Throughout the next nine decades, Arthur celebrated most of his major life events in the church building. He and Nancy were married at the church in 1944 and their three children, Thomas, Helen and Ted, were all baptised in the church.
This Sunday, Arthur will celebrate his 95th birthday, which marks 90 years to the day since he first set foot in Surrey Hills UC. While the coincidence of that milestone is remarkable in itself, it is Arthur’s contribution to the church that will be recognised by the congregation.
“Arthur has been a lay preacher for more than 70 years, preaching at over 1600 services throughout Victoria,” Bryan said.
“He has been a presbytery representative, chairman of Surrey Hills UC congregation and council, choirmaster, Sunday school teacher and president and vice-president of the local preachers’ association.”
While Arthur’s contribution to the administrative and worship areas of the church have been important, Bryan said it was his leadership of church youth groups in the 1950s and ’60s that have had most impact on him personally.
“Arthur had a profound influence on many young people during that time. He was, and still is, a man of great faith who led by example. For us at that time he was a living testament to the importance of faith,” Bryan said.
An accomplished artist and singer, Arthur was choirmaster at Surrey Hills UC and still sings with the Melbourne Singers. He is a noted historian and has spoken to numerous groups throughout Victoria on Colonial history and paddle steamers. In spite of his busy schedule, Arthur always found time to help others in the wider Surrey Hills community. This contribution was recognised in 2001 when he received the Surrey Hills Citizen of the year award.

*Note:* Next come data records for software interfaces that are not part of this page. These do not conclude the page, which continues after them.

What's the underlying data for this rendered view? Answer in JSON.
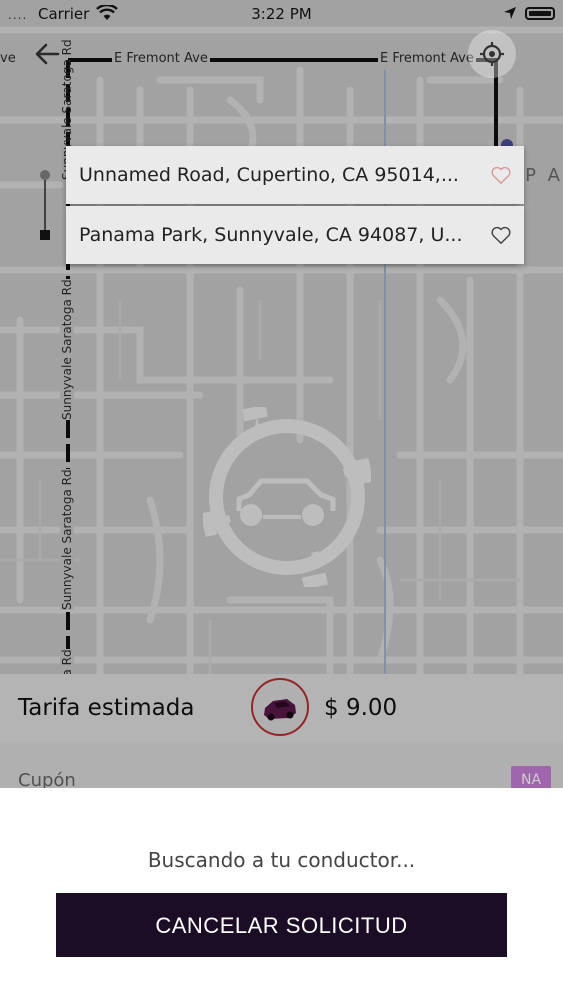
{
  "status_bar": {
    "signal_dots": "....",
    "carrier": "Carrier",
    "time": "3:22 PM"
  },
  "map": {
    "street_top_left": "ve",
    "street_top_1": "E Fremont Ave",
    "street_top_2": "E Fremont Ave",
    "street_left_upper": "Sunnyvale Saratoga Rd",
    "street_left_mid": "Sunnyvale Saratoga Rd",
    "street_left_lower": "Sunnyvale Saratoga Rd",
    "street_left_bottom": "Sunnyvale Saratoga Rd",
    "area_label": "P A"
  },
  "route": {
    "origin": "Unnamed Road, Cupertino, CA 95014,...",
    "destination": "Panama Park, Sunnyvale, CA 94087, U..."
  },
  "fare": {
    "label": "Tarifa estimada",
    "price": "$ 9.00",
    "car_color": "#5a1a4a"
  },
  "coupon": {
    "label": "Cupón",
    "badge": "NA"
  },
  "sheet": {
    "message": "Buscando a tu conductor...",
    "cancel_label": "CANCELAR SOLICITUD",
    "button_color": "#1b0d26"
  }
}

“If one adds to all of his achievements – an unfailing sense of humour, his remarkable memory, his love of his church and his love of people – I would have to say he has led, and continues to lead, a remarkable life,” Bryan said.